Greetings. We forgot to mention in Fugs & Pieces on Friday that we will not be posting normally as we do today, as this is the day the U.S. Federal Juventus is celebrating the holiday – which was only made official last year. In the picture above, the blue and red banner – shown here flying in the California state capital of Sacramento – is the Juntinth flag.
If you weren’t in the US, you probably wouldn’t know about Juntinth – and sadly, even if you Is In the United States, that may be true (or you may have heard of it recently). Part of the problem is how selective and inconsistent the teaching of history is; To use myself as an example, none of the academies I attended – and I include the college where I was an American Studies major and took specific classes for this period – even mentioned the word “Juntinth”, we are told very little about it. I feel embarrassed about it, on their behalf and on my own. Simply put, Juntinth’s honor was on June 19, 1865, the date on which the enslaved black people of Texas learned that they were free … two and a half years after the emancipation declaration took effect. Although not all states received the news at the same time, over the years black Americans have rallied around Juventus as a sort of second Independence Day, marking the first such celebration in 1866. Unfortunately recently everyone else has come to understand its significance.
The National Museum of African-American History and Culture contains Juntinth Primer, which includes reading and resources proposed for discussion with your children, and reporter Derrick Bryson Taylor wrote one for the New York Times. Time spoke with black activists, many of whom fought for recognition of the holiday as a federal holiday. It ends like this:
But Juventin staff also hope the holiday will encourage them to talk about what they need to do to end racial discrimination throughout the year. Junetinth is not a black thing, not a Texas thing. It’s about freedom for everyone, “he said [95-year old activist Opal] Ltd. “As long as we have unemployment, homelessness and health care that some may get and others can’t, and climate change – all of these issues need to be addressed to free us.”

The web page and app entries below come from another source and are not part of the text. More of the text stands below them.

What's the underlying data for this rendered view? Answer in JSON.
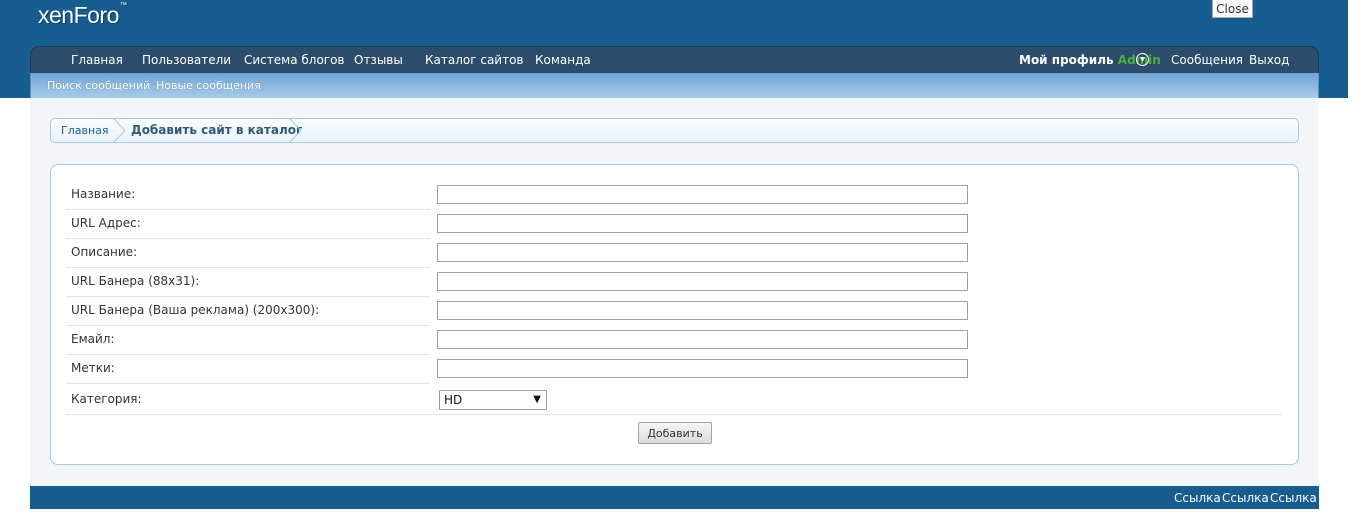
{
  "header": {
    "logo": "xenForo",
    "logo_mark": "™",
    "close_label": "Close"
  },
  "nav": {
    "items": [
      "Главная",
      "Пользователи",
      "Система блогов",
      "Отзывы",
      "Каталог сайтов",
      "Команда"
    ],
    "profile_label": "Мой профиль",
    "username": "Admin",
    "messages": "Сообщения",
    "logout": "Выход"
  },
  "subnav": {
    "items": [
      "Поиск сообщений",
      "Новые сообщения"
    ]
  },
  "breadcrumb": {
    "home": "Главная",
    "current": "Добавить сайт в каталог"
  },
  "form": {
    "fields": [
      {
        "label": "Название:",
        "value": ""
      },
      {
        "label": "URL Адрес:",
        "value": ""
      },
      {
        "label": "Описание:",
        "value": ""
      },
      {
        "label": "URL Банера (88x31):",
        "value": ""
      },
      {
        "label": "URL Банера (Ваша реклама) (200x300):",
        "value": ""
      },
      {
        "label": "Емайл:",
        "value": ""
      },
      {
        "label": "Метки:",
        "value": ""
      }
    ],
    "category_label": "Категория:",
    "category_value": "HD",
    "submit_label": "Добавить"
  },
  "footer": {
    "links": [
      "Ссылка",
      "Ссылка",
      "Ссылка"
    ]
  },
  "colors": {
    "header_bg": "#185d8f",
    "navbar_bg": "#2b4c6b",
    "username": "#4cb13a",
    "breadcrumb_border": "#a5cae4"
  },
  "icons": {
    "profile_dropdown": "chevron-down-icon",
    "select_arrow": "triangle-down-icon",
    "breadcrumb_separator": "chevron-right-icon"
  }
}
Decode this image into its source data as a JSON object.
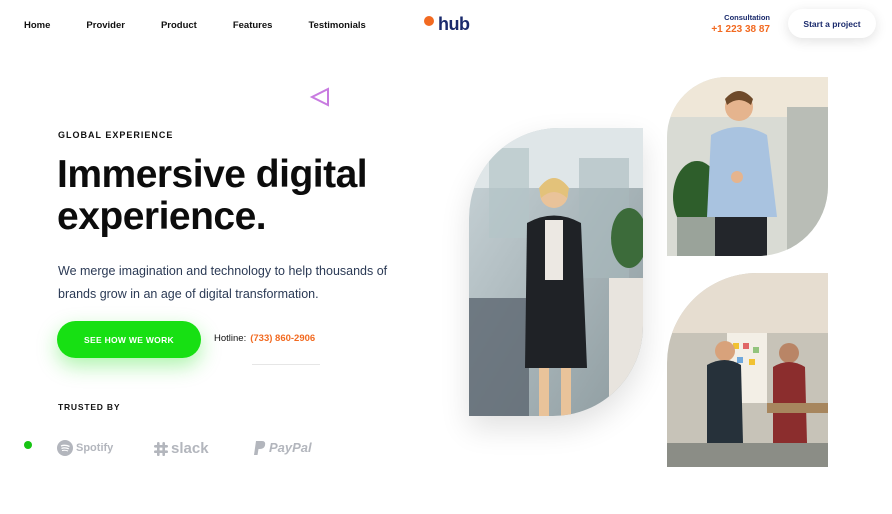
{
  "nav": {
    "links": [
      "Home",
      "Provider",
      "Product",
      "Features",
      "Testimonials"
    ],
    "logo": "hub",
    "consultation_label": "Consultation",
    "consultation_phone": "+1 223 38 87",
    "start_button": "Start a project"
  },
  "hero": {
    "eyebrow": "GLOBAL EXPERIENCE",
    "headline_line1": "Immersive digital",
    "headline_line2": "experience.",
    "subtext": "We merge imagination and technology to help thousands of brands grow in an age of digital transformation.",
    "cta": "SEE HOW WE WORK",
    "hotline_label": "Hotline:",
    "hotline_number": "(733) 860-2906"
  },
  "trusted": {
    "label": "TRUSTED BY",
    "brands": [
      "Spotify",
      "slack",
      "PayPal"
    ]
  },
  "colors": {
    "accent_green": "#17e013",
    "accent_orange": "#f26a21",
    "navy": "#1a2a6c"
  },
  "icons": [
    "logo-dot-icon",
    "triangle-outline-icon",
    "spotify-icon",
    "slack-icon",
    "paypal-icon"
  ]
}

And in my previous words about education: The fact that Juntinth has gone under so much radar is just a sign of how the history curriculum is created through a very white lens. Critical Race Theory Academic Framework and issues such as the Nicole Hannah-Jones 1619 project try to address this, but both have been unjustly crafted weapons by bad-faith actors who misrepresent what their purpose is. The NAACP Legal Defense Fund has a page that explains what critical race theory is and isn’t, and the authors of John Oliver have put together an excellent episode about it.
If you have other resources or readings to share, do so in the comments. Thank you very much, and we’ll see you tomorrow.